WORK REQUEST. Word for word, restate every line of the material.

DATASET.
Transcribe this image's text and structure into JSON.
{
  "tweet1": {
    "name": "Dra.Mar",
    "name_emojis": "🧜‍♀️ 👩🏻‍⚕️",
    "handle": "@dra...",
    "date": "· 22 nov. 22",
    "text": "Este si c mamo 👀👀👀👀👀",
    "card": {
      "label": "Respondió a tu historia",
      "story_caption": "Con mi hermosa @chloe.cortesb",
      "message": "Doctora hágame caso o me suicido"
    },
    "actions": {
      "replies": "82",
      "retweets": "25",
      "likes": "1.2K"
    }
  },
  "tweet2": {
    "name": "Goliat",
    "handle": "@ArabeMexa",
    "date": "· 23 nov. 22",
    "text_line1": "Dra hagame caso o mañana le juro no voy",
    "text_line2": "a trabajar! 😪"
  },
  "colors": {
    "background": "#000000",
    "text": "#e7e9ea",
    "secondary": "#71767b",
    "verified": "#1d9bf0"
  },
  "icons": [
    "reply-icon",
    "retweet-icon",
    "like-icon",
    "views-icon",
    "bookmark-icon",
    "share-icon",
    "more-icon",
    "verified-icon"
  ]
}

ANSWER BOX.
Transcribe this image's text and structure into JSON.
{
  "tweet1": {
    "name": "Dra.Mar",
    "name_emojis": "🧜‍♀️ 👩🏻‍⚕️",
    "handle": "@dra...",
    "date": "· 22 nov. 22",
    "text": "Este si c mamo 👀👀👀👀👀",
    "card": {
      "label": "Respondió a tu historia",
      "story_caption": "Con mi hermosa @chloe.cortesb",
      "message": "Doctora hágame caso o me suicido"
    },
    "actions": {
      "replies": "82",
      "retweets": "25",
      "likes": "1.2K"
    }
  },
  "tweet2": {
    "name": "Goliat",
    "handle": "@ArabeMexa",
    "date": "· 23 nov. 22",
    "text_line1": "Dra hagame caso o mañana le juro no voy",
    "text_line2": "a trabajar! 😪"
  },
  "colors": {
    "background": "#000000",
    "text": "#e7e9ea",
    "secondary": "#71767b",
    "verified": "#1d9bf0"
  },
  "icons": [
    "reply-icon",
    "retweet-icon",
    "like-icon",
    "views-icon",
    "bookmark-icon",
    "share-icon",
    "more-icon",
    "verified-icon"
  ]
}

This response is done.